We always always drove GMC/Chev on our farm growing up and the 1986 6.2L I drove for a number of years consistently got 28 mpg. (Imperial) By the time I got around to buying my own truck, nobody made a diesel for a half ton and since I wasn't really pulling anything of substance, the 2000 Toyata Tundra suited me just fine. I needed more room and upgraded to a 2006 Titan; the mileage was barely 17mpg. My son totalled that (he faired better than the deer) so I had to buy a truck in a hurry. By this point, I'm pulling a 6,500lb trailer throughout the summer so mileage and pulling power were both important. I thought my 2011 F-150 with the ecoboost would solve my problems. Now with just over 80K, I've had 3 significant warranty repairs and the mileage at just over 20mpg is better than the Titan, but not what I expected. (BTW, other than the mileage and repairs, I love the truck) Back in the summer when it was in the shop again, I started thinking I didn't want to have it after the factory warranty expired. Not going back to Titan or Nissan, and the Chev's my friends have owned haven't exactly impressed me so I decided it was time to look at Ram. Frankly, never really liked the look of them but I know people who are getting 28mpg (Imp) in real world driving. At the time, diesel was still cheaper than gas. The local Chrysler dealer ordered my exact spec's in August with no commitment and the truck is scheduled to finally come in this week. Since then, the price of gas has dropped significantly. So what to do? Fuel prices are fickle and a diesel truck is a longer-term commitment than a one or two year difference in price between diesel and gas. Even at current prices, the improved real world mileage is way better than than what I actually get on my Ford. The Ford feels like a ticking time bomb and the diesel isn't as much of an experiment as the ecoboost was. The issues I've had won't be solved by an aluminum body and they would have cost more than the diesel premium so I guess we need to figure that into all of the calculations when trying to determine the "true cost" of ownership. To each his own...

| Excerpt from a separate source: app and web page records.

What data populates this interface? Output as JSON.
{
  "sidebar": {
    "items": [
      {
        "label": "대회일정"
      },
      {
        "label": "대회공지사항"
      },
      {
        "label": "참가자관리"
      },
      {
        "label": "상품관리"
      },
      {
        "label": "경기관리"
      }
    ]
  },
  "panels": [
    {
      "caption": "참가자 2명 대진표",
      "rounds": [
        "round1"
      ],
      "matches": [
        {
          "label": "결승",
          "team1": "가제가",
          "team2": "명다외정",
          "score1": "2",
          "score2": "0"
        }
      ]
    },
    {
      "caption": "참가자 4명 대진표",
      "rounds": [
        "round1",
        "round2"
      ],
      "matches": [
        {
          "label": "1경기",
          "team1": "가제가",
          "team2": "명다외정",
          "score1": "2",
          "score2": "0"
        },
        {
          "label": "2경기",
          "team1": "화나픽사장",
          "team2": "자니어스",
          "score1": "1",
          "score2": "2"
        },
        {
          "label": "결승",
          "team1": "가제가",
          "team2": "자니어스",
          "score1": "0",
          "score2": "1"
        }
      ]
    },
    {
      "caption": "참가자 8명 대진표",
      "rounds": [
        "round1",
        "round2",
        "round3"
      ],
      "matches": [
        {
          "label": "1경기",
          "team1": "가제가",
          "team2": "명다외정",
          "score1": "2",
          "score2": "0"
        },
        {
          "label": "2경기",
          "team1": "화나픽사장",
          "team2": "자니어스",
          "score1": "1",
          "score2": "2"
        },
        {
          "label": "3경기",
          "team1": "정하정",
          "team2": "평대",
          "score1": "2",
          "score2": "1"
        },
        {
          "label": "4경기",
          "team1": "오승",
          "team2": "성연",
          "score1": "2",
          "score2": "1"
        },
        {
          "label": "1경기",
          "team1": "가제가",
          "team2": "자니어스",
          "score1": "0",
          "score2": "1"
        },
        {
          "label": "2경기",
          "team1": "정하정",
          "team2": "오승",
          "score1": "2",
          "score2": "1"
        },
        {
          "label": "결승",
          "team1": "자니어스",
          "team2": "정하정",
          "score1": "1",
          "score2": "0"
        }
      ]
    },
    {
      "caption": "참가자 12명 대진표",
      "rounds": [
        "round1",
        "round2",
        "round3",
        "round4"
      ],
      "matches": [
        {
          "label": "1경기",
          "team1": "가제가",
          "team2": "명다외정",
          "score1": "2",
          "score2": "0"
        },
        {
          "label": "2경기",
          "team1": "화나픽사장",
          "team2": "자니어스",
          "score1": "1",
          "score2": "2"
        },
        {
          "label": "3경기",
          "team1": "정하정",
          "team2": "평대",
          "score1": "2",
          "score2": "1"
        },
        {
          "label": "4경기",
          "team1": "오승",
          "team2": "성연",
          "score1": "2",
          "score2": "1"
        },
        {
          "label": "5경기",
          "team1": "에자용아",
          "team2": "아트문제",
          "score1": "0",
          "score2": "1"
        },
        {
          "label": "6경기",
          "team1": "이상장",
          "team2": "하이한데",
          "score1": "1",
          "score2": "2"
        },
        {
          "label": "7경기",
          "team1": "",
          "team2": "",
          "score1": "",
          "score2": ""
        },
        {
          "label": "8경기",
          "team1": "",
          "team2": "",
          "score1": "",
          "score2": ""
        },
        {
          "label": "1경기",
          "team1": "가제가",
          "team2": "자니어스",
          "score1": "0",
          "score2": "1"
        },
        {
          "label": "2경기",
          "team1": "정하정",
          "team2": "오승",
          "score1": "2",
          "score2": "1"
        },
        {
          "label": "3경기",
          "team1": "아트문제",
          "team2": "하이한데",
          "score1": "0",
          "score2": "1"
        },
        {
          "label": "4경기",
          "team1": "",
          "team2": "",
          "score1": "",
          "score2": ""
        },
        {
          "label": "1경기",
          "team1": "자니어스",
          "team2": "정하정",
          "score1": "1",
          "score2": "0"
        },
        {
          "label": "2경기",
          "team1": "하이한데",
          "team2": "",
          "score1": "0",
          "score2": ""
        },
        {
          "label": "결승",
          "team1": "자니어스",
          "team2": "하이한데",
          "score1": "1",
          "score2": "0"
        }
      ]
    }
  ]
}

In the real world guys.... Fuel efficient and durable diesel engines are the way to go for heavy use. They are not offered in the American market because of all the attitudes from the manufacturers to prejudiced consumers nevertheless, they are in demand. If you put an Ecoboost engine through farm or commercial service you have a throw away truck at 15,0000 miles even though Ford is to be commended for a very fine product for most users. A diesel application will serve 450,000 miles and just start over. For all you guys who obviously have no concept of a true durable good product please understand that there are those of us who put 50,000 to 80,000 miles a year on our vehicles. The economics of a good diesel product are FAR superior to a gas one. Tens of thousands of dollars to some of us. Now I am going to get on my soap box: Enough of this corrupt competitive vain human nature guys:) Let's humbly stand up and applaud Dodge for doing a good thing and ask Ford and Chevy to to make an even better diesel product. We need small diesels for Transit Connects and Promaster City models as well as the mid to small size pickup classes. For awhile there Policy pushed diesel engines off the map because of particulate emissions. Thankfully that is resolved. Let's demonstrate a better attitude about good products and encourage each application to further reach it's potential by how we discuss these things.